The History of Cadiz
Named after Neptune’s son and built between Hercules´ pillars, history and mythology are more closely linked in Cadiz than in any other city in Spain. Its origins date back 3500 years. Cadiz, the oldest city in the Western world, plays an important role in Greek mythology. Some legends speak of the fatal encounter between Hercules and King Gerion, situating it in Cadiz (called Gadeira and Erytheia): Hercules killed the three-bodied winged giant shooting an arrow at the joint of the three bodies. Cadiz itself is one of the 'Twelve Labours of Hercules', that is, the separation of Europe from Africa.
The city of Cadiz was founded in 1100 B.C. by Phoenician sailors over the ruins of the one that the people of Tyre had built. They built a port and a temple, where supposedly Hercules´ashes were kept. Hercules presence survives to this day in the city’s coat of arms where he stands between the pillars that announced the end of the world.
Cadiz began to grow from the 14th century onwards, reaching its golden age in the 18th century due to its position as the centre of sea routes and commercial trade. The importance of trade with the Americas was such that Cadiz monopolized all trade within Spain. Today, this past is still visible in its architecture; Cadiz reminds us of the typical colonial town: long and narrow streets, sunny squares, and magic gardens.
Later, in the 17th and 18th centuries, Cadiz became a fortified town in order to resiszt the repeated naval attacks perpetrated by the English. It was during this period that Cadiz enjoyed its most fruitful economic growth, monopolizing trade with the Americas and forming bridgehead both culturally and politically with the New World. Cadiz bravely resisted the Napoleonic invasion from behind its ancient walls, and it was here that, in the Church of San Felipe Neri, the very first Spanish Constitution was signed. Between the years 1810 and 1813, during the Napoleonic occupation, Cadiz became the capital of Spain. With the loss of the Spanish colonies in America, Cadiz also experienced a loss in relevance in national affairs.

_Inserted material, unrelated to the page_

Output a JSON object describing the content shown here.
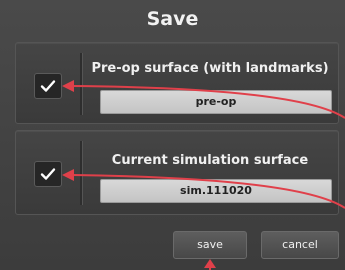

This three thousand years old city invites you to wander and relax through its beautiful narrow streets, finding along your way squares, small palaces and stately buildings. Its cathedral, Caleta Beach, typical barrios such as La Viña or Santa Maria are some of the places that make Cadiz not only the oldest city in the West, but also one of the most beautiful..